EXERCISE MATERIALS:

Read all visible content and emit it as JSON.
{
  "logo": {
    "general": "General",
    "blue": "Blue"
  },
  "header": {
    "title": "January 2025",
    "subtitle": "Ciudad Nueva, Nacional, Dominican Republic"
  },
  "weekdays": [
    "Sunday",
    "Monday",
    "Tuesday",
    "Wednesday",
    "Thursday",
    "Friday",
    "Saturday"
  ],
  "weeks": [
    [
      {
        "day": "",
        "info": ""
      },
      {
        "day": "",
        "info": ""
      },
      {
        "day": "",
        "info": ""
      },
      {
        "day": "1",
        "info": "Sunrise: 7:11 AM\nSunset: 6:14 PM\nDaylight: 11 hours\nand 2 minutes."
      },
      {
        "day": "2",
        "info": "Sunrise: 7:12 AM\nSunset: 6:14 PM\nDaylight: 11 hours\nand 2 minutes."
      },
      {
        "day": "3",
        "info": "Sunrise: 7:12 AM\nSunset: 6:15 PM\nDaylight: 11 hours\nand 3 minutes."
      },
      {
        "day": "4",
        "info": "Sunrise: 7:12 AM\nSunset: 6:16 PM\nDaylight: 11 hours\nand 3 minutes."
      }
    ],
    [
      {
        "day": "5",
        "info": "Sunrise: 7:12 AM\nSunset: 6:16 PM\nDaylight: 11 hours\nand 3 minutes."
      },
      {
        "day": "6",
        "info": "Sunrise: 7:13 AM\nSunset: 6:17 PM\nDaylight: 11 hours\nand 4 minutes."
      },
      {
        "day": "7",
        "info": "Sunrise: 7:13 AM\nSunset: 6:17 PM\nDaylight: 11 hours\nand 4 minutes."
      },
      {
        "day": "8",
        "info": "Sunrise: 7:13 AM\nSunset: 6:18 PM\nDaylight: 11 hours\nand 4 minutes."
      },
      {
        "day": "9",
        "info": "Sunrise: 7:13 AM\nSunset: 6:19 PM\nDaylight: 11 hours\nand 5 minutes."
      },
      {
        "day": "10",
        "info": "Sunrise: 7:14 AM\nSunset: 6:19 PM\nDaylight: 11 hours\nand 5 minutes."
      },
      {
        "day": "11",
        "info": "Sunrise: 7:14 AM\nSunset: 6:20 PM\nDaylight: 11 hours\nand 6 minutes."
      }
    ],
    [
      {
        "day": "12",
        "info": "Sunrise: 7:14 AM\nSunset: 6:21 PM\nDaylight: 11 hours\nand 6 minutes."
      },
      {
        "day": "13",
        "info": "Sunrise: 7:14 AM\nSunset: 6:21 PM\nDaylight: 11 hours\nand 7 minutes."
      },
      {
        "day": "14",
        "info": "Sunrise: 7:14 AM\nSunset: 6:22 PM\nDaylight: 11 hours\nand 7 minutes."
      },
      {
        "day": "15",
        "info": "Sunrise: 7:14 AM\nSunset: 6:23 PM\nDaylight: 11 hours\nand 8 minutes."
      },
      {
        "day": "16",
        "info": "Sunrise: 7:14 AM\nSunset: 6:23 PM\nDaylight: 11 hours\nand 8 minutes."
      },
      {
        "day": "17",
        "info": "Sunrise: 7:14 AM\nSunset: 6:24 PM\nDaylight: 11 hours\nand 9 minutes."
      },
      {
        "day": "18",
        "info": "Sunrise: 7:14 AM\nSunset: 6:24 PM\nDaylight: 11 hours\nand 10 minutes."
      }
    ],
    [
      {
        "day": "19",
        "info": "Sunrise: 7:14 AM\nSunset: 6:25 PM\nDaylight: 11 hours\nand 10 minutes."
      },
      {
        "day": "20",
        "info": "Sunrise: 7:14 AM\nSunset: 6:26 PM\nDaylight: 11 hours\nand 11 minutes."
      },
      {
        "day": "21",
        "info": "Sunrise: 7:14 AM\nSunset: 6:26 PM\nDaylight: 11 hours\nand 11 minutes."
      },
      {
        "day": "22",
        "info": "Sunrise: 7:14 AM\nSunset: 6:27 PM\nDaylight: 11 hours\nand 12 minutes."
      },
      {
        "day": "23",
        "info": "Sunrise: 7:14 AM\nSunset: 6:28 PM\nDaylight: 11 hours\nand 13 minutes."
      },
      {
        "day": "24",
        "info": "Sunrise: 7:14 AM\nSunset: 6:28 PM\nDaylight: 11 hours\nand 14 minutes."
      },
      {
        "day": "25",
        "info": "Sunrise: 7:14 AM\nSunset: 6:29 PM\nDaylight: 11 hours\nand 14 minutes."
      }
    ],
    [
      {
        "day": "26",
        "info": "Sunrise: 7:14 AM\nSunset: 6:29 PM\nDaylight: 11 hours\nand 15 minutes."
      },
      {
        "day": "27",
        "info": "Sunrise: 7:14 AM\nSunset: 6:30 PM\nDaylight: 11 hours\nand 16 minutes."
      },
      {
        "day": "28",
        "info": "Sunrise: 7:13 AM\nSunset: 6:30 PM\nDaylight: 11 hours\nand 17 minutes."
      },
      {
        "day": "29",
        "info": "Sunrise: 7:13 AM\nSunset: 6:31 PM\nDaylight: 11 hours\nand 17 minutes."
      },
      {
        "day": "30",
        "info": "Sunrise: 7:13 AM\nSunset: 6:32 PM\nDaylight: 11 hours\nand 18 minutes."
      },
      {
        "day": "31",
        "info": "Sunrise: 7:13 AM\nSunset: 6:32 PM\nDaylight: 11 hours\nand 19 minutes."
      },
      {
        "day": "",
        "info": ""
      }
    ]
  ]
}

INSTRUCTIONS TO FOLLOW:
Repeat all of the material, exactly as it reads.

ANSWER FOR THIS EXERCISE:
Read all visible content and emit it as JSON.
{
  "logo": {
    "general": "General",
    "blue": "Blue"
  },
  "header": {
    "title": "January 2025",
    "subtitle": "Ciudad Nueva, Nacional, Dominican Republic"
  },
  "weekdays": [
    "Sunday",
    "Monday",
    "Tuesday",
    "Wednesday",
    "Thursday",
    "Friday",
    "Saturday"
  ],
  "weeks": [
    [
      {
        "day": "",
        "info": ""
      },
      {
        "day": "",
        "info": ""
      },
      {
        "day": "",
        "info": ""
      },
      {
        "day": "1",
        "info": "Sunrise: 7:11 AM\nSunset: 6:14 PM\nDaylight: 11 hours\nand 2 minutes."
      },
      {
        "day": "2",
        "info": "Sunrise: 7:12 AM\nSunset: 6:14 PM\nDaylight: 11 hours\nand 2 minutes."
      },
      {
        "day": "3",
        "info": "Sunrise: 7:12 AM\nSunset: 6:15 PM\nDaylight: 11 hours\nand 3 minutes."
      },
      {
        "day": "4",
        "info": "Sunrise: 7:12 AM\nSunset: 6:16 PM\nDaylight: 11 hours\nand 3 minutes."
      }
    ],
    [
      {
        "day": "5",
        "info": "Sunrise: 7:12 AM\nSunset: 6:16 PM\nDaylight: 11 hours\nand 3 minutes."
      },
      {
        "day": "6",
        "info": "Sunrise: 7:13 AM\nSunset: 6:17 PM\nDaylight: 11 hours\nand 4 minutes."
      },
      {
        "day": "7",
        "info": "Sunrise: 7:13 AM\nSunset: 6:17 PM\nDaylight: 11 hours\nand 4 minutes."
      },
      {
        "day": "8",
        "info": "Sunrise: 7:13 AM\nSunset: 6:18 PM\nDaylight: 11 hours\nand 4 minutes."
      },
      {
        "day": "9",
        "info": "Sunrise: 7:13 AM\nSunset: 6:19 PM\nDaylight: 11 hours\nand 5 minutes."
      },
      {
        "day": "10",
        "info": "Sunrise: 7:14 AM\nSunset: 6:19 PM\nDaylight: 11 hours\nand 5 minutes."
      },
      {
        "day": "11",
        "info": "Sunrise: 7:14 AM\nSunset: 6:20 PM\nDaylight: 11 hours\nand 6 minutes."
      }
    ],
    [
      {
        "day": "12",
        "info": "Sunrise: 7:14 AM\nSunset: 6:21 PM\nDaylight: 11 hours\nand 6 minutes."
      },
      {
        "day": "13",
        "info": "Sunrise: 7:14 AM\nSunset: 6:21 PM\nDaylight: 11 hours\nand 7 minutes."
      },
      {
        "day": "14",
        "info": "Sunrise: 7:14 AM\nSunset: 6:22 PM\nDaylight: 11 hours\nand 7 minutes."
      },
      {
        "day": "15",
        "info": "Sunrise: 7:14 AM\nSunset: 6:23 PM\nDaylight: 11 hours\nand 8 minutes."
      },
      {
        "day": "16",
        "info": "Sunrise: 7:14 AM\nSunset: 6:23 PM\nDaylight: 11 hours\nand 8 minutes."
      },
      {
        "day": "17",
        "info": "Sunrise: 7:14 AM\nSunset: 6:24 PM\nDaylight: 11 hours\nand 9 minutes."
      },
      {
        "day": "18",
        "info": "Sunrise: 7:14 AM\nSunset: 6:24 PM\nDaylight: 11 hours\nand 10 minutes."
      }
    ],
    [
      {
        "day": "19",
        "info": "Sunrise: 7:14 AM\nSunset: 6:25 PM\nDaylight: 11 hours\nand 10 minutes."
      },
      {
        "day": "20",
        "info": "Sunrise: 7:14 AM\nSunset: 6:26 PM\nDaylight: 11 hours\nand 11 minutes."
      },
      {
        "day": "21",
        "info": "Sunrise: 7:14 AM\nSunset: 6:26 PM\nDaylight: 11 hours\nand 11 minutes."
      },
      {
        "day": "22",
        "info": "Sunrise: 7:14 AM\nSunset: 6:27 PM\nDaylight: 11 hours\nand 12 minutes."
      },
      {
        "day": "23",
        "info": "Sunrise: 7:14 AM\nSunset: 6:28 PM\nDaylight: 11 hours\nand 13 minutes."
      },
      {
        "day": "24",
        "info": "Sunrise: 7:14 AM\nSunset: 6:28 PM\nDaylight: 11 hours\nand 14 minutes."
      },
      {
        "day": "25",
        "info": "Sunrise: 7:14 AM\nSunset: 6:29 PM\nDaylight: 11 hours\nand 14 minutes."
      }
    ],
    [
      {
        "day": "26",
        "info": "Sunrise: 7:14 AM\nSunset: 6:29 PM\nDaylight: 11 hours\nand 15 minutes."
      },
      {
        "day": "27",
        "info": "Sunrise: 7:14 AM\nSunset: 6:30 PM\nDaylight: 11 hours\nand 16 minutes."
      },
      {
        "day": "28",
        "info": "Sunrise: 7:13 AM\nSunset: 6:30 PM\nDaylight: 11 hours\nand 17 minutes."
      },
      {
        "day": "29",
        "info": "Sunrise: 7:13 AM\nSunset: 6:31 PM\nDaylight: 11 hours\nand 17 minutes."
      },
      {
        "day": "30",
        "info": "Sunrise: 7:13 AM\nSunset: 6:32 PM\nDaylight: 11 hours\nand 18 minutes."
      },
      {
        "day": "31",
        "info": "Sunrise: 7:13 AM\nSunset: 6:32 PM\nDaylight: 11 hours\nand 19 minutes."
      },
      {
        "day": "",
        "info": ""
      }
    ]
  ]
}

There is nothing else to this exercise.